Papa Michalis, and his museum
He created - in his own house - an enchanted place where you step back in time and immerse in the Cretan life the way it was. His dedication, his love and the care for his homeland - and especially its people - are unique to me. You look at all those things that belonged to people that are gone, and somehow you feel grateful that somebody put them together and did not let them go into oblivion . . . That's patriotism in truth, the genuine one; not the vain, trumpeted patriotism like we see a lot in the world . . . His work is without end . . .
A Greek friend says that in Greece there are many such small museums, created by individuals, with their own money, in their own area, and often in their own houses; made with love and passion and a duty to preserve and pass on their heritage.

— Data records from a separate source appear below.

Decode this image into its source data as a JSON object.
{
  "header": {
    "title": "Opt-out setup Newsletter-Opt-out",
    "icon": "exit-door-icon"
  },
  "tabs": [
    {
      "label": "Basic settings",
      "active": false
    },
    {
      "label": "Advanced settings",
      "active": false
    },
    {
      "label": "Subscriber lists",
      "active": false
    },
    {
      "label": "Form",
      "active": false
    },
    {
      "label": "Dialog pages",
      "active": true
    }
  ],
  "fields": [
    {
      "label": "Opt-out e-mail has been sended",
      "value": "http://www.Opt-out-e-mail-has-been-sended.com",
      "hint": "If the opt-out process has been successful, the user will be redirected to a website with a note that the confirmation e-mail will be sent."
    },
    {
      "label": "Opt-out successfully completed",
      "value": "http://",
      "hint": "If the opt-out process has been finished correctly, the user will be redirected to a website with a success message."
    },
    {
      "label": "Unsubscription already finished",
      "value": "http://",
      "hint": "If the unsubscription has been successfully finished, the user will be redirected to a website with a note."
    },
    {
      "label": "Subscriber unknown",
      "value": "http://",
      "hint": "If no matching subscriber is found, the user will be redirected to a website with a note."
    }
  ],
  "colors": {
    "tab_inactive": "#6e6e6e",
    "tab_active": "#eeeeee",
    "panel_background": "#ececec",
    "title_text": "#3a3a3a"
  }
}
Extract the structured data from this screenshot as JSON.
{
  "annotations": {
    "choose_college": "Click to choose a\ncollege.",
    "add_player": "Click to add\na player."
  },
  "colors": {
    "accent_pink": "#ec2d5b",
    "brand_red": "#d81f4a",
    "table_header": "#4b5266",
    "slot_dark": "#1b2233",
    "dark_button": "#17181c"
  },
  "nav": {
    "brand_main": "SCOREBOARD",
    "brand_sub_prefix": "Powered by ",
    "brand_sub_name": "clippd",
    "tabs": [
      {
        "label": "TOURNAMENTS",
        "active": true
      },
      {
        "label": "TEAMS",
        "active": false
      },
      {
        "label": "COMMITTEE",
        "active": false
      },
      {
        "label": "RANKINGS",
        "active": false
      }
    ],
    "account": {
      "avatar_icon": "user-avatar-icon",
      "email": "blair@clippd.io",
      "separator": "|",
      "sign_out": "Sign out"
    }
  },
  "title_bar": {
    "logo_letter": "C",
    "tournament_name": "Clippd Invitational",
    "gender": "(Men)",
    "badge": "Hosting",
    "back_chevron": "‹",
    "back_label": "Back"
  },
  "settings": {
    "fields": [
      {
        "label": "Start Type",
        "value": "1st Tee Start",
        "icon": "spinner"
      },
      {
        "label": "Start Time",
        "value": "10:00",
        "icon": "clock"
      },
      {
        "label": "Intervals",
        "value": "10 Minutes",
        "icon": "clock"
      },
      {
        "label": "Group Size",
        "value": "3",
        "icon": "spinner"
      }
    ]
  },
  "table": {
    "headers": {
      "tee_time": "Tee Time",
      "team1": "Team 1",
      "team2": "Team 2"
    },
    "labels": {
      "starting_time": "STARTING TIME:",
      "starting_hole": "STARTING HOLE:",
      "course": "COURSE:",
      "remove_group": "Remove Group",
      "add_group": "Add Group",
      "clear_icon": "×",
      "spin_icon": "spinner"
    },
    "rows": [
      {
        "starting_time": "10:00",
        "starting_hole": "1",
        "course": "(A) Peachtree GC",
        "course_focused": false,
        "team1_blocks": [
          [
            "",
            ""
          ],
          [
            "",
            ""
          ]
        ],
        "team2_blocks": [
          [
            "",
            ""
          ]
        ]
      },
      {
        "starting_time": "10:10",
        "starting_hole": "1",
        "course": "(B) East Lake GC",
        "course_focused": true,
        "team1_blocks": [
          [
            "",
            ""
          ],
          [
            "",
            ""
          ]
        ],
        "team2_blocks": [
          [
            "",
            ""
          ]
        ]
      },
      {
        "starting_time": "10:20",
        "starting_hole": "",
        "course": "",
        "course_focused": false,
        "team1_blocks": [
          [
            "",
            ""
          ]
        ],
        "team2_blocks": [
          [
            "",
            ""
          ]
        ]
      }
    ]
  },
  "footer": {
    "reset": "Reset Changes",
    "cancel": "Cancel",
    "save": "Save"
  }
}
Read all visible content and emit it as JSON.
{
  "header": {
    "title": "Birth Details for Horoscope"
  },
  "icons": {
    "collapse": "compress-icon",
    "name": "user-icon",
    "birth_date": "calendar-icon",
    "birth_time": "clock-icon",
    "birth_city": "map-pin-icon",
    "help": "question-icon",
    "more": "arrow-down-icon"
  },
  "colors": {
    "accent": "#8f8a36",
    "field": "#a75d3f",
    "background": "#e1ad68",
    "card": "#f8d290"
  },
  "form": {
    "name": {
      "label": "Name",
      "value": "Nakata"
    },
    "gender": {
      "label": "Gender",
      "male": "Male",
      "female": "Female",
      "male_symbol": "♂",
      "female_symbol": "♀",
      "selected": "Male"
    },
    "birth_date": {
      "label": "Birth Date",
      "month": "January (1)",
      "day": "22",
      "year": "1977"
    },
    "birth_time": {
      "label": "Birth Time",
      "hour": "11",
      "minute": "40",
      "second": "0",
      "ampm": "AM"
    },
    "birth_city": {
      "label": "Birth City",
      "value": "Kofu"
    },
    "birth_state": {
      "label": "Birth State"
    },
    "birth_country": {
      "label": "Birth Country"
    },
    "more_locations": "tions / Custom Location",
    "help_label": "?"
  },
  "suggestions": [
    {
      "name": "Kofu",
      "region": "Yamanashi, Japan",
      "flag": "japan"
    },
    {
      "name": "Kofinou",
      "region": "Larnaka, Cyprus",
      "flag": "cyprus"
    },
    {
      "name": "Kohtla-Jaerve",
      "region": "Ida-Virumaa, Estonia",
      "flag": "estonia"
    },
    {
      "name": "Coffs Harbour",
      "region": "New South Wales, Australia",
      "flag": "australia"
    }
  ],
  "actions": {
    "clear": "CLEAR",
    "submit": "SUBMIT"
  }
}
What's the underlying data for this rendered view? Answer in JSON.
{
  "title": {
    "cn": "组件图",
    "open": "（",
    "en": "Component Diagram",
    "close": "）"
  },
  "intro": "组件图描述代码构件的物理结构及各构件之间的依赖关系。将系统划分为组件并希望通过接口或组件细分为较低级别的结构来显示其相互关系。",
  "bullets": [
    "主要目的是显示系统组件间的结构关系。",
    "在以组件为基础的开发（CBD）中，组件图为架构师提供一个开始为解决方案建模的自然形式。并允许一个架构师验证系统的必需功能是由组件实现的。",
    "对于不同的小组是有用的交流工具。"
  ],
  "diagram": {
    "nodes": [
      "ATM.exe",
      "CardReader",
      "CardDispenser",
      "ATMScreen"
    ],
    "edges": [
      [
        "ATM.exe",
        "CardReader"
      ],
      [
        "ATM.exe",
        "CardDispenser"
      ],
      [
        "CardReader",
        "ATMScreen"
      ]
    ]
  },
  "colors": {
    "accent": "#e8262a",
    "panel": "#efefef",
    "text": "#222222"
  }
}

Papa Michalis Georgoulakis and his ancestors built the house in 1890, and started collecting objects dated from even earlier: chronologically, the entire collection spans from 1820 until recently.
. . . We were in Crete, driving through villages, and got lost. And in one village, we saw the sign of the museum, up in the distance, perched between roofs and walls of houses. We recognised the emblem of Constantinople (the two-headed eagle) and the word "mouzeion", with "eleftheria" ("freedom") above it, so we stopped, parked the car, and found our way through a maze of narrow streets. And there, to the end of the village, there was the "mouzeion". . .
The door was open, but there was nobody in. We were alone, so we entered the museum and wandered about, mesmerised. Everything was as if illuminated in the sunlight filtered through the vine leaves and the blue flowers from the trees. It was magic, tranquil and serene. And later on, at a moment, when I turned my head, I saw him . . . Papa Michalis. He must have come down from upstairs. It was so unexpected, he was quite an appearance, in his red robe fastened with a wide leather belt, the big cross on the chain on his chest, the long white beard - he looked majestic, he looked like patriarchs from the Bible, he was so imposing. We were lost not only in space, but in time as well. We wanted to take a picture of him but we were intimidated to do so: one cannot capture his spirit in a picture . . .
We could not talk a thing with him because of the language barrier. He only invited us to sit on chairs, he himself sat on one, and we sat and looked at each other for a while. Without saying a word. Just looking at each other, but as if we were having a deep and long conversation.
Googling Papa Michalis now, I find out that he passed away in 2008. It must have happened a short while after we visited him. The museum is being looked after by his children; nowadays, it is called "Oriseum museum". The words that describe him the best are these (found on Cretevillas4u.com, on their „traveller's diary”):
„ . . . knowing that present becomes past very fast . . .”
~ Papa Michalis Georgoulakis Mouzeion - Asomatos village, Crete ~
foto: © Lia Vernescu
P.S. Well, am pus această postare sub „Runatice” pentru că urme de Papa Michalis se pot recunoaște în nana Eufemia (și, mult mai vag, în Esan) - personaje din romanul meu „Runa și demonul scrisului”. Peste care am adăugat o anume fotografie din albumul lui Kurt Hielscher: „Rumänien. Landschaft, Bauten, Volksleben, Leipzig, F.A. Brockhaus 1933” (da, nana Eufemia este chiar ea...):